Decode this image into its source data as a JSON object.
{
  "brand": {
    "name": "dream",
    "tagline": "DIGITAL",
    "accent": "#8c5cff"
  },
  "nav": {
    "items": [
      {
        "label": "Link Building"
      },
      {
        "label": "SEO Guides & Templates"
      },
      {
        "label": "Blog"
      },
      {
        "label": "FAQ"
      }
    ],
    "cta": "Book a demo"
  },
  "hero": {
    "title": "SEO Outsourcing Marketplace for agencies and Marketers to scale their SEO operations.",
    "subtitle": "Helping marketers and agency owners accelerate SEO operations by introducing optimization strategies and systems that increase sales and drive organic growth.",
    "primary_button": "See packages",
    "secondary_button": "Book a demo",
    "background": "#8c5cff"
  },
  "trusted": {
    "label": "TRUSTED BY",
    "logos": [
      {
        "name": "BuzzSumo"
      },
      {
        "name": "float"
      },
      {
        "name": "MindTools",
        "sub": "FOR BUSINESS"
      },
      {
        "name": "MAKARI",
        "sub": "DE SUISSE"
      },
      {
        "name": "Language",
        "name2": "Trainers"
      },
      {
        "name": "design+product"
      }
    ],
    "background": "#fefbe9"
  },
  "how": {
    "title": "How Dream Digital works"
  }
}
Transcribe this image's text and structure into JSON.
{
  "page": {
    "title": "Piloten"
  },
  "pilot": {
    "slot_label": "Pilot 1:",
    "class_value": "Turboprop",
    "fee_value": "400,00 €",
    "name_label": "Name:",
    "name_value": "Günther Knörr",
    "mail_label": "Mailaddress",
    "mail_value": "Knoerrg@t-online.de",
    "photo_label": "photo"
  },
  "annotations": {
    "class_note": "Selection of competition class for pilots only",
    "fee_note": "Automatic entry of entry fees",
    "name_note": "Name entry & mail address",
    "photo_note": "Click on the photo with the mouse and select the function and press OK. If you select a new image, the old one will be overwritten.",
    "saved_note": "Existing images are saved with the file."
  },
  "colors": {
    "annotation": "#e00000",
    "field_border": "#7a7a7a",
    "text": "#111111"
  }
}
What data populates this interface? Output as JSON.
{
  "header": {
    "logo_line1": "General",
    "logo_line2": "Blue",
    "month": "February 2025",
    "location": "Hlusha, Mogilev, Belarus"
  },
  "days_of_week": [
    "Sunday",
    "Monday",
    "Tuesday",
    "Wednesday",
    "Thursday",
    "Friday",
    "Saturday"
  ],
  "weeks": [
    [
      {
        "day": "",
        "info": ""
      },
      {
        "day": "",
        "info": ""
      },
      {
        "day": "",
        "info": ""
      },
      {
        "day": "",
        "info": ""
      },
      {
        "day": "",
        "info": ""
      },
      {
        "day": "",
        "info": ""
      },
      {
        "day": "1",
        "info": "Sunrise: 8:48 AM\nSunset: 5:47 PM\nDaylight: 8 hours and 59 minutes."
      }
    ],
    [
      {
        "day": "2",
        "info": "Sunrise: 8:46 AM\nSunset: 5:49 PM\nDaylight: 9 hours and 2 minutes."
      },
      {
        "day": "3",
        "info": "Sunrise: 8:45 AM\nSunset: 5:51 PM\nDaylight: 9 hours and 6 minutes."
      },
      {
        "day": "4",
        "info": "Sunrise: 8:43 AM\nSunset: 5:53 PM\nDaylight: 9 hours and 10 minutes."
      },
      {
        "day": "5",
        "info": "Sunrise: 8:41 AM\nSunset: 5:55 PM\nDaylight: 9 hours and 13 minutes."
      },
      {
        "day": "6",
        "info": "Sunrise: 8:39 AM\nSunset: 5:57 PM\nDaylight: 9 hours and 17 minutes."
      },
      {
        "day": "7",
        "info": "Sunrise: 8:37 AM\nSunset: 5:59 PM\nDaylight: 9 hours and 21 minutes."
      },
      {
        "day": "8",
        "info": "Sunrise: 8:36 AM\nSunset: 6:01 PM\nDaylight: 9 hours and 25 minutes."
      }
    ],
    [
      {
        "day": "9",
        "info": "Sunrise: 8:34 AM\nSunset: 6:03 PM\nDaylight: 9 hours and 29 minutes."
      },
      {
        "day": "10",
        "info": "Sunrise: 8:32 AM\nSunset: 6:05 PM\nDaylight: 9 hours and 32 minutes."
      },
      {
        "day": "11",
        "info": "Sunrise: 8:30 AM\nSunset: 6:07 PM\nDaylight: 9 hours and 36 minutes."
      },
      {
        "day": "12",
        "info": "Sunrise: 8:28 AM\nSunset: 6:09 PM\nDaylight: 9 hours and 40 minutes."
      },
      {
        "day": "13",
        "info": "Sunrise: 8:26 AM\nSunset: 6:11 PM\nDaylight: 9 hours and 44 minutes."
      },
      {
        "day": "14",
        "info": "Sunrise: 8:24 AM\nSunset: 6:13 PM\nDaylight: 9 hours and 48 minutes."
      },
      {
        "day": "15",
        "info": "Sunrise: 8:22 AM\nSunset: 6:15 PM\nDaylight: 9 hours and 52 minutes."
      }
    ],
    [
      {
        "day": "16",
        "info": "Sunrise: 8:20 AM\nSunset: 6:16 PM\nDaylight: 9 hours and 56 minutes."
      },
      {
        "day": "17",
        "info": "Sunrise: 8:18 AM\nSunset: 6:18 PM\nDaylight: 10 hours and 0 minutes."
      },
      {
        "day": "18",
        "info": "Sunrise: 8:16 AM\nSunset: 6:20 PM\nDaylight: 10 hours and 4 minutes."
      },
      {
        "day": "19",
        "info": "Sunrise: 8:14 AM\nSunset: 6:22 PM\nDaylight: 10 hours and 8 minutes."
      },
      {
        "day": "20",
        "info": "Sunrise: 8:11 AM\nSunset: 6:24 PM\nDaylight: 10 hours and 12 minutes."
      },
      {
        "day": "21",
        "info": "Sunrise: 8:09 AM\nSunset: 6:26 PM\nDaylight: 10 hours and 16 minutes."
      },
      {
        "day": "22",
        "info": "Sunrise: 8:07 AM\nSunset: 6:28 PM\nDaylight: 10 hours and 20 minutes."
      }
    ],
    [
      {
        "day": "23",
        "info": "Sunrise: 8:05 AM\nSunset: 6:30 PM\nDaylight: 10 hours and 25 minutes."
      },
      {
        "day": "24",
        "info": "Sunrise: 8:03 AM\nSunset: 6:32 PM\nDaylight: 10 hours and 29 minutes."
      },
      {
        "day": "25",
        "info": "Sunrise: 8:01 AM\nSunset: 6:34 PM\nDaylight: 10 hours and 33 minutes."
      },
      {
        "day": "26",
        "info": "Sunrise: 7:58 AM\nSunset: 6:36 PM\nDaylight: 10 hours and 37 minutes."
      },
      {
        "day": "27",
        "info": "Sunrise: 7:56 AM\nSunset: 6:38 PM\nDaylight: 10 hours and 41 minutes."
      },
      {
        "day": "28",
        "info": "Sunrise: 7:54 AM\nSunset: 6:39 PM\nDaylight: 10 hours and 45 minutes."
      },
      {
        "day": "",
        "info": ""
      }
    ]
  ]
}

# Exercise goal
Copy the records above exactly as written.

# Output of the exercise
Decode this image into its source data as a JSON object.
{
  "brand": {
    "name": "dream",
    "tagline": "DIGITAL",
    "accent": "#8c5cff"
  },
  "nav": {
    "items": [
      {
        "label": "Link Building"
      },
      {
        "label": "SEO Guides & Templates"
      },
      {
        "label": "Blog"
      },
      {
        "label": "FAQ"
      }
    ],
    "cta": "Book a demo"
  },
  "hero": {
    "title": "SEO Outsourcing Marketplace for agencies and Marketers to scale their SEO operations.",
    "subtitle": "Helping marketers and agency owners accelerate SEO operations by introducing optimization strategies and systems that increase sales and drive organic growth.",
    "primary_button": "See packages",
    "secondary_button": "Book a demo",
    "background": "#8c5cff"
  },
  "trusted": {
    "label": "TRUSTED BY",
    "logos": [
      {
        "name": "BuzzSumo"
      },
      {
        "name": "float"
      },
      {
        "name": "MindTools",
        "sub": "FOR BUSINESS"
      },
      {
        "name": "MAKARI",
        "sub": "DE SUISSE"
      },
      {
        "name": "Language",
        "name2": "Trainers"
      },
      {
        "name": "design+product"
      }
    ],
    "background": "#fefbe9"
  },
  "how": {
    "title": "How Dream Digital works"
  }
}
Transcribe this image's text and structure into JSON.
{
  "page": {
    "title": "Piloten"
  },
  "pilot": {
    "slot_label": "Pilot 1:",
    "class_value": "Turboprop",
    "fee_value": "400,00 €",
    "name_label": "Name:",
    "name_value": "Günther Knörr",
    "mail_label": "Mailaddress",
    "mail_value": "Knoerrg@t-online.de",
    "photo_label": "photo"
  },
  "annotations": {
    "class_note": "Selection of competition class for pilots only",
    "fee_note": "Automatic entry of entry fees",
    "name_note": "Name entry & mail address",
    "photo_note": "Click on the photo with the mouse and select the function and press OK. If you select a new image, the old one will be overwritten.",
    "saved_note": "Existing images are saved with the file."
  },
  "colors": {
    "annotation": "#e00000",
    "field_border": "#7a7a7a",
    "text": "#111111"
  }
}
What data populates this interface? Output as JSON.
{
  "header": {
    "logo_line1": "General",
    "logo_line2": "Blue",
    "month": "February 2025",
    "location": "Hlusha, Mogilev, Belarus"
  },
  "days_of_week": [
    "Sunday",
    "Monday",
    "Tuesday",
    "Wednesday",
    "Thursday",
    "Friday",
    "Saturday"
  ],
  "weeks": [
    [
      {
        "day": "",
        "info": ""
      },
      {
        "day": "",
        "info": ""
      },
      {
        "day": "",
        "info": ""
      },
      {
        "day": "",
        "info": ""
      },
      {
        "day": "",
        "info": ""
      },
      {
        "day": "",
        "info": ""
      },
      {
        "day": "1",
        "info": "Sunrise: 8:48 AM\nSunset: 5:47 PM\nDaylight: 8 hours and 59 minutes."
      }
    ],
    [
      {
        "day": "2",
        "info": "Sunrise: 8:46 AM\nSunset: 5:49 PM\nDaylight: 9 hours and 2 minutes."
      },
      {
        "day": "3",
        "info": "Sunrise: 8:45 AM\nSunset: 5:51 PM\nDaylight: 9 hours and 6 minutes."
      },
      {
        "day": "4",
        "info": "Sunrise: 8:43 AM\nSunset: 5:53 PM\nDaylight: 9 hours and 10 minutes."
      },
      {
        "day": "5",
        "info": "Sunrise: 8:41 AM\nSunset: 5:55 PM\nDaylight: 9 hours and 13 minutes."
      },
      {
        "day": "6",
        "info": "Sunrise: 8:39 AM\nSunset: 5:57 PM\nDaylight: 9 hours and 17 minutes."
      },
      {
        "day": "7",
        "info": "Sunrise: 8:37 AM\nSunset: 5:59 PM\nDaylight: 9 hours and 21 minutes."
      },
      {
        "day": "8",
        "info": "Sunrise: 8:36 AM\nSunset: 6:01 PM\nDaylight: 9 hours and 25 minutes."
      }
    ],
    [
      {
        "day": "9",
        "info": "Sunrise: 8:34 AM\nSunset: 6:03 PM\nDaylight: 9 hours and 29 minutes."
      },
      {
        "day": "10",
        "info": "Sunrise: 8:32 AM\nSunset: 6:05 PM\nDaylight: 9 hours and 32 minutes."
      },
      {
        "day": "11",
        "info": "Sunrise: 8:30 AM\nSunset: 6:07 PM\nDaylight: 9 hours and 36 minutes."
      },
      {
        "day": "12",
        "info": "Sunrise: 8:28 AM\nSunset: 6:09 PM\nDaylight: 9 hours and 40 minutes."
      },
      {
        "day": "13",
        "info": "Sunrise: 8:26 AM\nSunset: 6:11 PM\nDaylight: 9 hours and 44 minutes."
      },
      {
        "day": "14",
        "info": "Sunrise: 8:24 AM\nSunset: 6:13 PM\nDaylight: 9 hours and 48 minutes."
      },
      {
        "day": "15",
        "info": "Sunrise: 8:22 AM\nSunset: 6:15 PM\nDaylight: 9 hours and 52 minutes."
      }
    ],
    [
      {
        "day": "16",
        "info": "Sunrise: 8:20 AM\nSunset: 6:16 PM\nDaylight: 9 hours and 56 minutes."
      },
      {
        "day": "17",
        "info": "Sunrise: 8:18 AM\nSunset: 6:18 PM\nDaylight: 10 hours and 0 minutes."
      },
      {
        "day": "18",
        "info": "Sunrise: 8:16 AM\nSunset: 6:20 PM\nDaylight: 10 hours and 4 minutes."
      },
      {
        "day": "19",
        "info": "Sunrise: 8:14 AM\nSunset: 6:22 PM\nDaylight: 10 hours and 8 minutes."
      },
      {
        "day": "20",
        "info": "Sunrise: 8:11 AM\nSunset: 6:24 PM\nDaylight: 10 hours and 12 minutes."
      },
      {
        "day": "21",
        "info": "Sunrise: 8:09 AM\nSunset: 6:26 PM\nDaylight: 10 hours and 16 minutes."
      },
      {
        "day": "22",
        "info": "Sunrise: 8:07 AM\nSunset: 6:28 PM\nDaylight: 10 hours and 20 minutes."
      }
    ],
    [
      {
        "day": "23",
        "info": "Sunrise: 8:05 AM\nSunset: 6:30 PM\nDaylight: 10 hours and 25 minutes."
      },
      {
        "day": "24",
        "info": "Sunrise: 8:03 AM\nSunset: 6:32 PM\nDaylight: 10 hours and 29 minutes."
      },
      {
        "day": "25",
        "info": "Sunrise: 8:01 AM\nSunset: 6:34 PM\nDaylight: 10 hours and 33 minutes."
      },
      {
        "day": "26",
        "info": "Sunrise: 7:58 AM\nSunset: 6:36 PM\nDaylight: 10 hours and 37 minutes."
      },
      {
        "day": "27",
        "info": "Sunrise: 7:56 AM\nSunset: 6:38 PM\nDaylight: 10 hours and 41 minutes."
      },
      {
        "day": "28",
        "info": "Sunrise: 7:54 AM\nSunset: 6:39 PM\nDaylight: 10 hours and 45 minutes."
      },
      {
        "day": "",
        "info": ""
      }
    ]
  ]
}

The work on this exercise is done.